Mr John Newman, chief executive of Ghana Cocoa board, is a slimmer's nightmare. Eat more chocolate," he enthuses, "it's delicious, it's nutritious!" And it's precious to millions of Ghanaians and Ivoriens. Between them, these two countries - with a little help from Nigeria - produce 50% of the world's output of cocoa. The demand for cocoa is rising - Cadbury and Nestle, among other major manufacturers of chocolate and cocoa beverages, have already opened factories in the huge Chinese market.
But Mr Newman is not satisfied. He wants the world to consume more cocoa products, especially chocolate. Some 75% of Ghana's cocoa is of the very highest quality and indispensable in the production of the top range of chocolate. It gives a bar of chocolate that special, magical taste and smoothness that makes it irresistible to babies and grand-parents alike. Chocolate is also a luxury that can be enjoyed by both the rich and the poor.
"There is more to chocolate than taste," says Mr Newman, "it is nutritious. It is good for you. We want more people, especially those who do not have a culture of eating chocolate, to discover its delights."
Among these, ironically, are Africans themselves. Cocoa in most of West Africa is simply a means to an end - a crop to be sold so that other things can be bought. Even in this capacity, it is of prime importance to the economies of the producing countries. "Cocoa is the corner-stone of the life of millions of Ghanaians," Mr Newman says. "There are about 600,000 cocoa farmers in our country. Each farm supports some 15 or so dependents. The cocoa plant is part of mixed farming. There is no turning away from cocoa."
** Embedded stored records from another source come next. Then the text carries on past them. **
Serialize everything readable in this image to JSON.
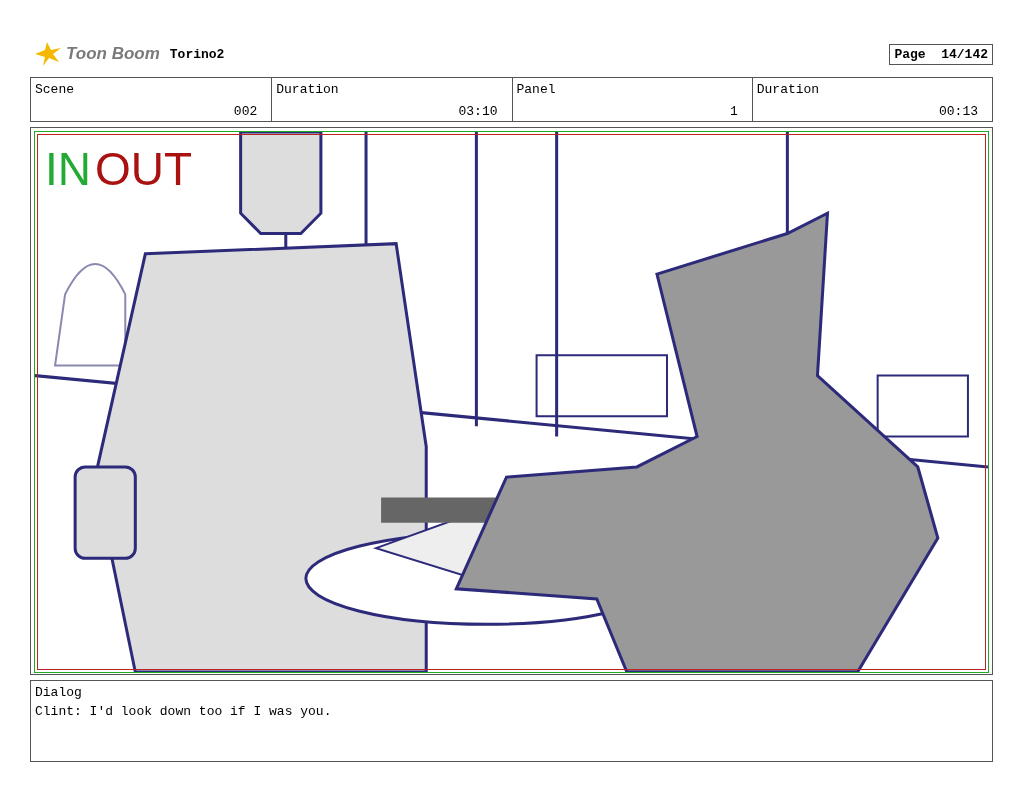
{
  "header": {
    "logo": "Toon Boom",
    "project": "Torino2",
    "page": "Page  14/142"
  },
  "info": [
    {
      "label": "Scene",
      "value": "002"
    },
    {
      "label": "Duration",
      "value": "03:10"
    },
    {
      "label": "Panel",
      "value": "1"
    },
    {
      "label": "Duration",
      "value": "00:13"
    }
  ],
  "panel": {
    "in_marker": "IN",
    "out_marker": "OUT"
  },
  "dialog": {
    "label": "Dialog",
    "text": "Clint: I'd look down too if I was you."
  }
}
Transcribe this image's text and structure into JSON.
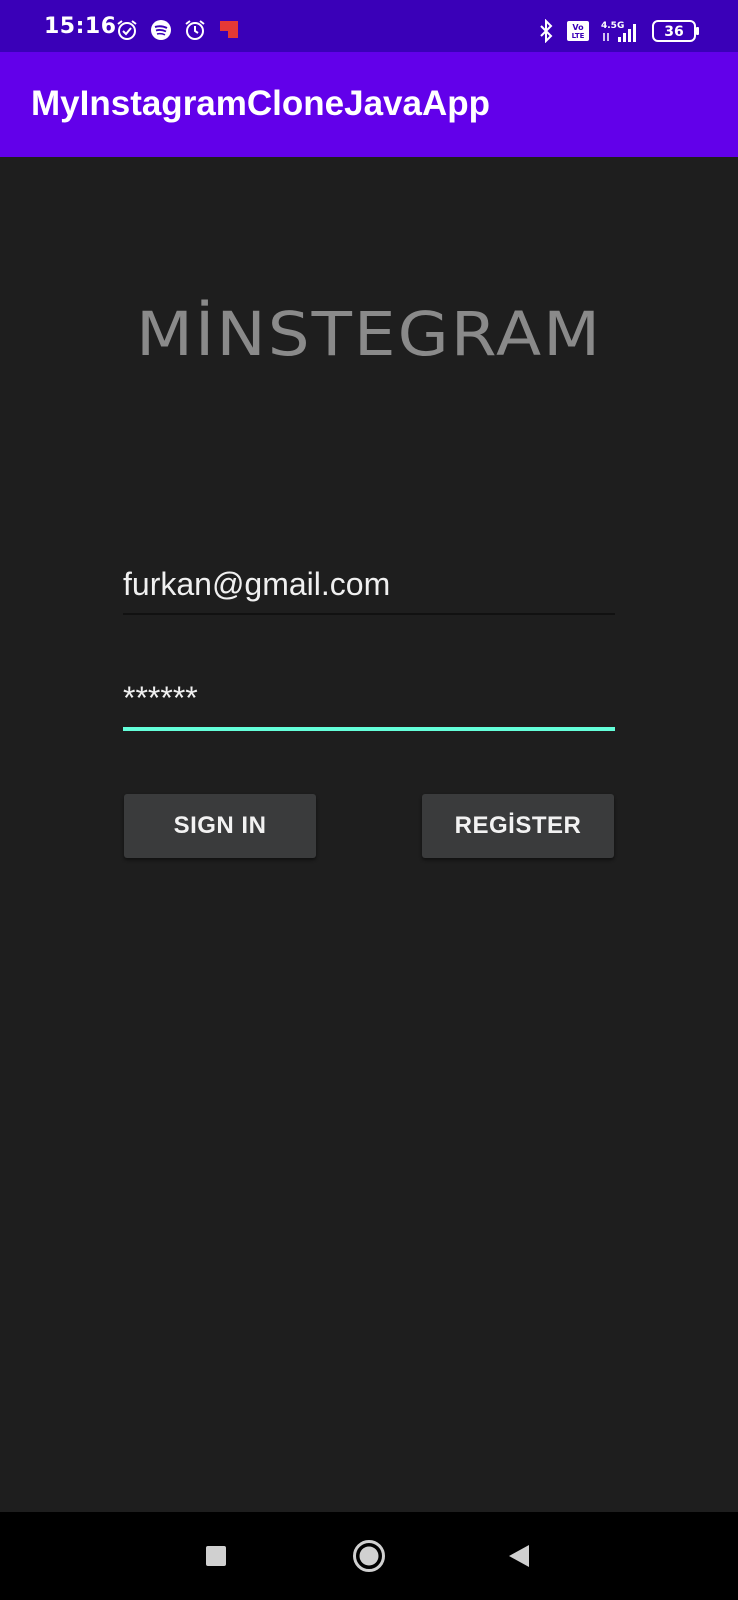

Cocoa contributes some 35%-40% of Ghana's forex earnings, 18% of GDP and employs 45% of the agricultural sector. This season, Ghana expects to produce some 335,000 tonnes; last year the figure was around the 400,000 tonnes mark. "That however, was a fluke," says Mr Newman, "brought about by exceptional weather conditions." He believes that with careful expansion of the sector, Ghana will be able to consistently produce around 400,000 tonnes by the turn of the millennium.
Impressive as Ghana's production...